• **TASK DESCRIPTION**
Go over the data and copy out each line with "úhrady" in it.

• **DATA PROVIDED**
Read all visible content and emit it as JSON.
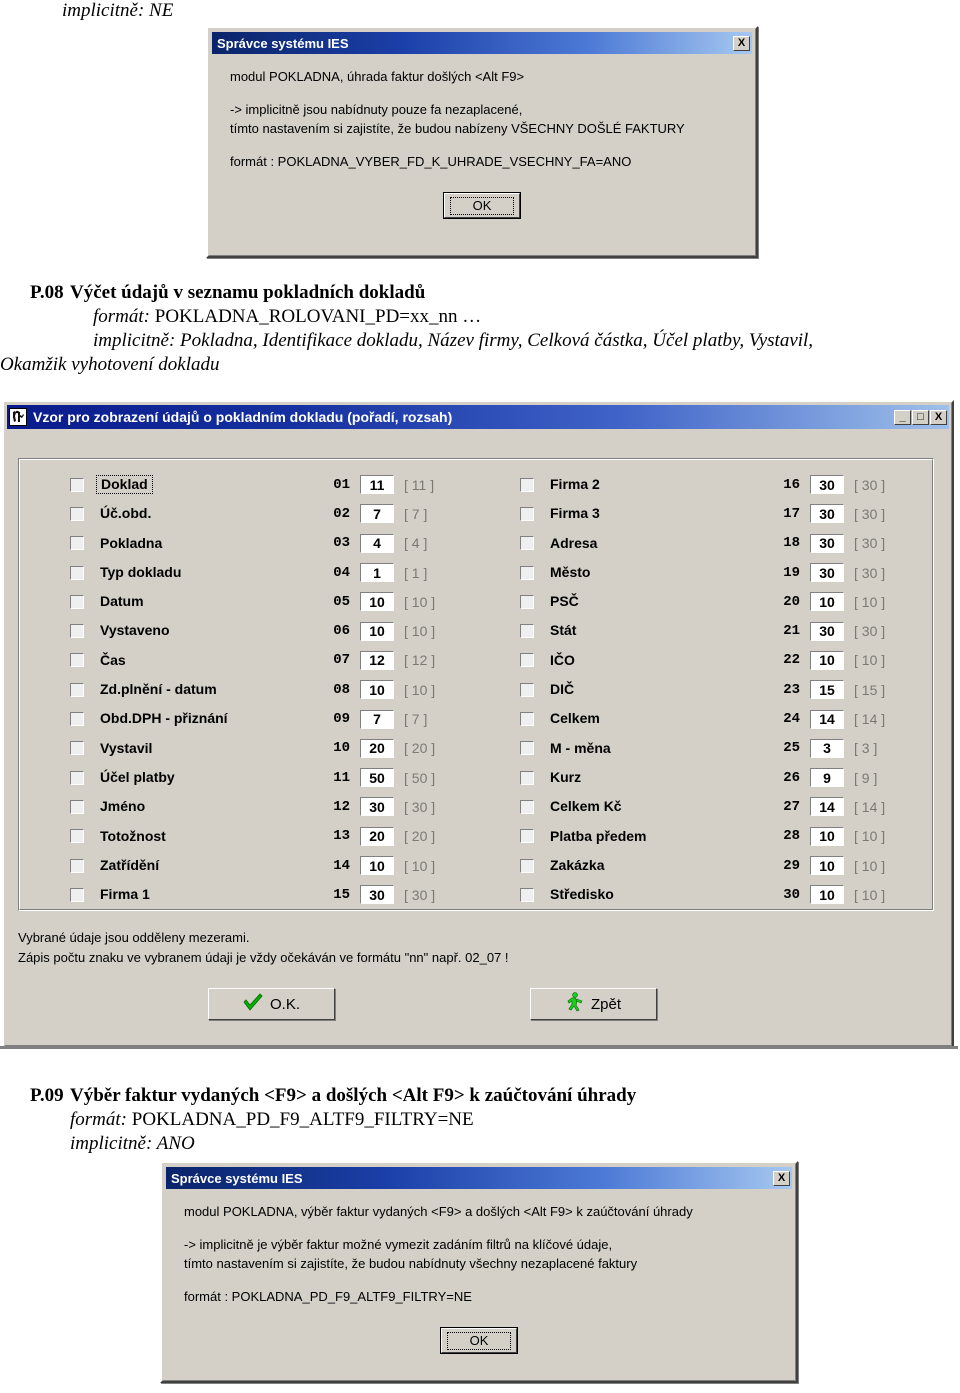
{
  "document": {
    "implicitne_ne": "implicitně: NE",
    "p08": {
      "number": "P.08",
      "title": "Výčet údajů v seznamu pokladních dokladů",
      "format_label": "formát:",
      "format_value": "POKLADNA_ROLOVANI_PD=xx_nn …",
      "implicit_line1": "implicitně: Pokladna, Identifikace dokladu, Název firmy, Celková částka, Účel platby, Vystavil,",
      "implicit_line2": "Okamžik vyhotovení dokladu"
    },
    "p09": {
      "number": "P.09",
      "title": "Výběr faktur vydaných <F9> a došlých <Alt F9> k zaúčtování úhrady",
      "format_label": "formát:",
      "format_value": "POKLADNA_PD_F9_ALTF9_FILTRY=NE",
      "implicit": "implicitně: ANO"
    }
  },
  "dialog_top": {
    "title": "Správce systému IES",
    "close_label": "X",
    "para1": "modul POKLADNA, úhrada faktur došlých <Alt F9>",
    "para2_line1": "-> implicitně jsou nabídnuty pouze fa nezaplacené,",
    "para2_line2": "tímto nastavením si zajistíte, že budou nabízeny VŠECHNY DOŠLÉ FAKTURY",
    "para3": "formát : POKLADNA_VYBER_FD_K_UHRADE_VSECHNY_FA=ANO",
    "ok_label": "OK"
  },
  "dialog_bottom": {
    "title": "Správce systému IES",
    "close_label": "X",
    "para1": "modul POKLADNA, výběr faktur vydaných <F9> a došlých  <Alt F9> k zaúčtování úhrady",
    "para2_line1": "-> implicitně je výběr faktur možné vymezit zadáním filtrů na klíčové údaje,",
    "para2_line2": "tímto nastavením si zajistíte, že budou nabídnuty všechny nezaplacené faktury",
    "para3": "formát : POKLADNA_PD_F9_ALTF9_FILTRY=NE",
    "ok_label": "OK"
  },
  "vzor_window": {
    "title": "Vzor pro zobrazení údajů o pokladním dokladu (pořadí, rozsah)",
    "minimize_label": "_",
    "maximize_label": "□",
    "close_label": "X",
    "notes": [
      "Vybrané údaje jsou odděleny mezerami.",
      "Zápis počtu znaku ve vybranem údaji je vždy očekáván ve formátu \"nn\" např. 02_07 !"
    ],
    "buttons": {
      "ok": "O.K.",
      "back": "Zpět"
    },
    "fields_left": [
      {
        "label": "Doklad",
        "index": "01",
        "value": "11",
        "max": "[ 11 ]",
        "focused": true
      },
      {
        "label": "Úč.obd.",
        "index": "02",
        "value": "7",
        "max": "[ 7 ]",
        "focused": false
      },
      {
        "label": "Pokladna",
        "index": "03",
        "value": "4",
        "max": "[ 4 ]",
        "focused": false
      },
      {
        "label": "Typ dokladu",
        "index": "04",
        "value": "1",
        "max": "[ 1 ]",
        "focused": false
      },
      {
        "label": "Datum",
        "index": "05",
        "value": "10",
        "max": "[ 10 ]",
        "focused": false
      },
      {
        "label": "Vystaveno",
        "index": "06",
        "value": "10",
        "max": "[ 10 ]",
        "focused": false
      },
      {
        "label": "Čas",
        "index": "07",
        "value": "12",
        "max": "[ 12 ]",
        "focused": false
      },
      {
        "label": "Zd.plnění - datum",
        "index": "08",
        "value": "10",
        "max": "[ 10 ]",
        "focused": false
      },
      {
        "label": "Obd.DPH - přiznání",
        "index": "09",
        "value": "7",
        "max": "[ 7 ]",
        "focused": false
      },
      {
        "label": "Vystavil",
        "index": "10",
        "value": "20",
        "max": "[ 20 ]",
        "focused": false
      },
      {
        "label": "Účel platby",
        "index": "11",
        "value": "50",
        "max": "[ 50 ]",
        "focused": false
      },
      {
        "label": "Jméno",
        "index": "12",
        "value": "30",
        "max": "[ 30 ]",
        "focused": false
      },
      {
        "label": "Totožnost",
        "index": "13",
        "value": "20",
        "max": "[ 20 ]",
        "focused": false
      },
      {
        "label": "Zatřídění",
        "index": "14",
        "value": "10",
        "max": "[ 10 ]",
        "focused": false
      },
      {
        "label": "Firma 1",
        "index": "15",
        "value": "30",
        "max": "[ 30 ]",
        "focused": false
      }
    ],
    "fields_right": [
      {
        "label": "Firma 2",
        "index": "16",
        "value": "30",
        "max": "[ 30 ]",
        "focused": false
      },
      {
        "label": "Firma 3",
        "index": "17",
        "value": "30",
        "max": "[ 30 ]",
        "focused": false
      },
      {
        "label": "Adresa",
        "index": "18",
        "value": "30",
        "max": "[ 30 ]",
        "focused": false
      },
      {
        "label": "Město",
        "index": "19",
        "value": "30",
        "max": "[ 30 ]",
        "focused": false
      },
      {
        "label": "PSČ",
        "index": "20",
        "value": "10",
        "max": "[ 10 ]",
        "focused": false
      },
      {
        "label": "Stát",
        "index": "21",
        "value": "30",
        "max": "[ 30 ]",
        "focused": false
      },
      {
        "label": "IČO",
        "index": "22",
        "value": "10",
        "max": "[ 10 ]",
        "focused": false
      },
      {
        "label": "DIČ",
        "index": "23",
        "value": "15",
        "max": "[ 15 ]",
        "focused": false
      },
      {
        "label": "Celkem",
        "index": "24",
        "value": "14",
        "max": "[ 14 ]",
        "focused": false
      },
      {
        "label": "M - měna",
        "index": "25",
        "value": "3",
        "max": "[ 3 ]",
        "focused": false
      },
      {
        "label": "Kurz",
        "index": "26",
        "value": "9",
        "max": "[ 9 ]",
        "focused": false
      },
      {
        "label": "Celkem Kč",
        "index": "27",
        "value": "14",
        "max": "[ 14 ]",
        "focused": false
      },
      {
        "label": "Platba předem",
        "index": "28",
        "value": "10",
        "max": "[ 10 ]",
        "focused": false
      },
      {
        "label": "Zakázka",
        "index": "29",
        "value": "10",
        "max": "[ 10 ]",
        "focused": false
      },
      {
        "label": "Středisko",
        "index": "30",
        "value": "10",
        "max": "[ 10 ]",
        "focused": false
      }
    ]
  },
  "colors": {
    "window_face": "#d4d0c8",
    "title_blue": "#0a246a",
    "ok_check_green": "#00c000",
    "field_white": "#ffffff"
  }
}
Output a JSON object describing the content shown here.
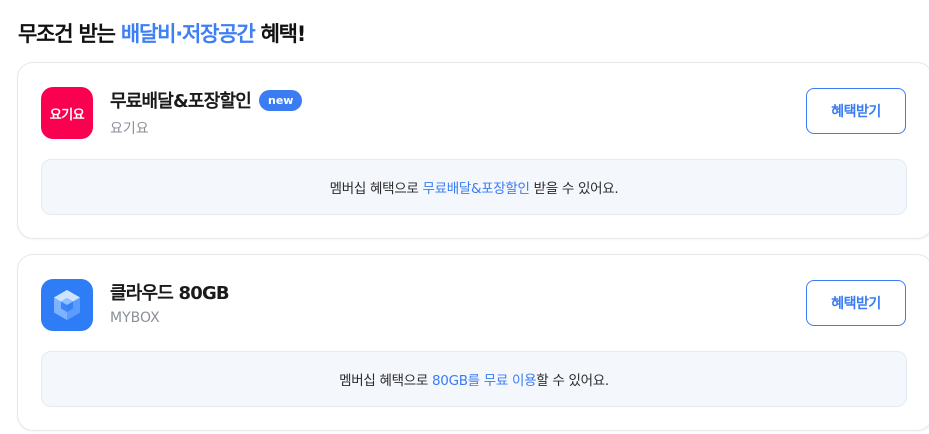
{
  "header": {
    "title_prefix": "무조건 받는 ",
    "title_highlight": "배달비·저장공간",
    "title_suffix": " 혜택!"
  },
  "cards": [
    {
      "icon": {
        "name": "yogiyo-logo",
        "text": "요기요",
        "color": "#fa0050"
      },
      "title": "무료배달&포장할인",
      "badge": "new",
      "subtitle": "요기요",
      "button_label": "혜택받기",
      "info": {
        "prefix": "멤버십 혜택으로 ",
        "highlight": "무료배달&포장할인",
        "suffix": " 받을 수 있어요."
      }
    },
    {
      "icon": {
        "name": "mybox-logo",
        "color": "#2f7df6"
      },
      "title": "클라우드 80GB",
      "subtitle": "MYBOX",
      "button_label": "혜택받기",
      "info": {
        "prefix": "멤버십 혜택으로 ",
        "highlight": "80GB를 무료 이용",
        "suffix": "할 수 있어요."
      }
    }
  ],
  "colors": {
    "accent": "#3b7cf3",
    "title_highlight": "#3f7ff5",
    "info_bg": "#f4f7fc"
  }
}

• **SOLUTION TO THIS TASK**
      "title": "Výběr faktur vydaných <F9> a došlých <Alt F9> k zaúčtování úhrady",
    "para1": "modul POKLADNA, výběr faktur vydaných <F9> a došlých  <Alt F9> k zaúčtování úhrady",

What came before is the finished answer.